Here was a division that had become used to open warfare, often under difficult conditions, and so it was ideally suited to the kind of warfare now being experienced on the Western Front. More than that, it had developed a ‘can-do’ attitude; again, exactly what was required for this final phase of the war. The division particularly distinguished itself during the capture of Henin-sur-Cojeul and Henin Hill before working its way down the Hindenburg Line, thereby greatly assisting the 56th (London) Division, which had become held up over on the right of the advance. A few days later it went on to clear Bullecourt, after which it took part in the fighting for the Drocourt-Queant Line along with the Canadian Corps and the British 4th, 57th (West Lancashire), and the 63rd (Royal Naval) Divisions – a considerable feat of arms – and it did so on an equal footing. On the 27th September the division did superb work when it crossed the Canal du Nord, dealing successfully with the wire and resistance on either side and capturing the high ground overlooking Graincourt. Back in Palestine it had performed similar good work after crossing the Nahr El Auja before continuing its advance two miles beyond its original objectives in order to deny the Turks direct observation over the harbour at Jaffa.
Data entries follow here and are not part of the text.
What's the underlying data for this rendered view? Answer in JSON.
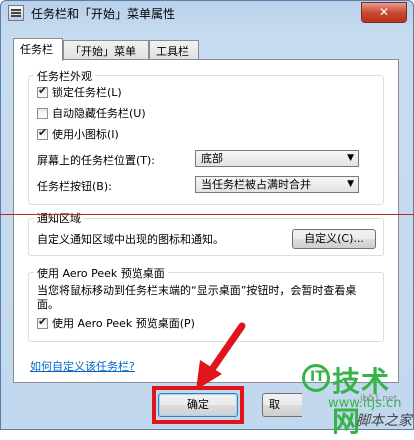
{
  "window": {
    "title": "任务栏和「开始」菜单属性",
    "close_label": "✕"
  },
  "tabs": [
    {
      "label": "任务栏"
    },
    {
      "label": "「开始」菜单"
    },
    {
      "label": "工具栏"
    }
  ],
  "appearance": {
    "title": "任务栏外观",
    "checkboxes": [
      {
        "label": "锁定任务栏(L)",
        "checked": true
      },
      {
        "label": "自动隐藏任务栏(U)",
        "checked": false
      },
      {
        "label": "使用小图标(I)",
        "checked": true
      }
    ],
    "position_label": "屏幕上的任务栏位置(T):",
    "position_value": "底部",
    "buttons_label": "任务栏按钮(B):",
    "buttons_value": "当任务栏被占满时合并"
  },
  "notification": {
    "title": "通知区域",
    "description": "自定义通知区域中出现的图标和通知。",
    "customize_button": "自定义(C)..."
  },
  "aero_peek": {
    "title": "使用 Aero Peek 预览桌面",
    "description": "当您将鼠标移动到任务栏末端的“显示桌面”按钮时，会暂时查看桌面。",
    "checkbox_label": "使用 Aero Peek 预览桌面(P)",
    "checked": true
  },
  "help_link": "如何自定义该任务栏?",
  "footer": {
    "ok_label": "确定",
    "cancel_label": "取"
  },
  "watermark": {
    "logo": "IT",
    "text": "技术网",
    "url": "www.itjs.cn",
    "small": "jb51.net",
    "brand": "脚本之家"
  },
  "colors": {
    "annotation_red": "#e0151b",
    "link": "#0066cc",
    "watermark_green": "#38b34a"
  }
}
As I mentioned earlier, the contribution and achievements of the 52nd (Lowland) Division during the ‘Last Hundred Days’ have, in my opinion, been unfairly overlooked. The 51st (Highland) Division, the 9th (Scottish) Division and the 15th (Scottish) Division have become familiar to us and all three did a great deal to enhance their reputations at Arras in Spring 1917, but the 52nd (Lowland) Division also deserves to take its rightful place alongside them for its exploits on this very Scottish of battlefields during the latter part of August 1918 and throughout September. Its men, belonging to the 1/5th, 1/6th, 1/7th Highland Light Infantry, the 1/4th and 1/5th Royal Scots Fusiliers, the 1/4th King’s Own Scottish Borderers, the 1/7th Cameronians and the 1/4th and 1/7th Royal Scots, can be found in Wancourt British Cemetery, Queant Communal Cemetery and Extension and Queant Road Cemetery, Buissy, (Arras South) as well as on the Vis-en-Artois Memorial (Arras Memorials).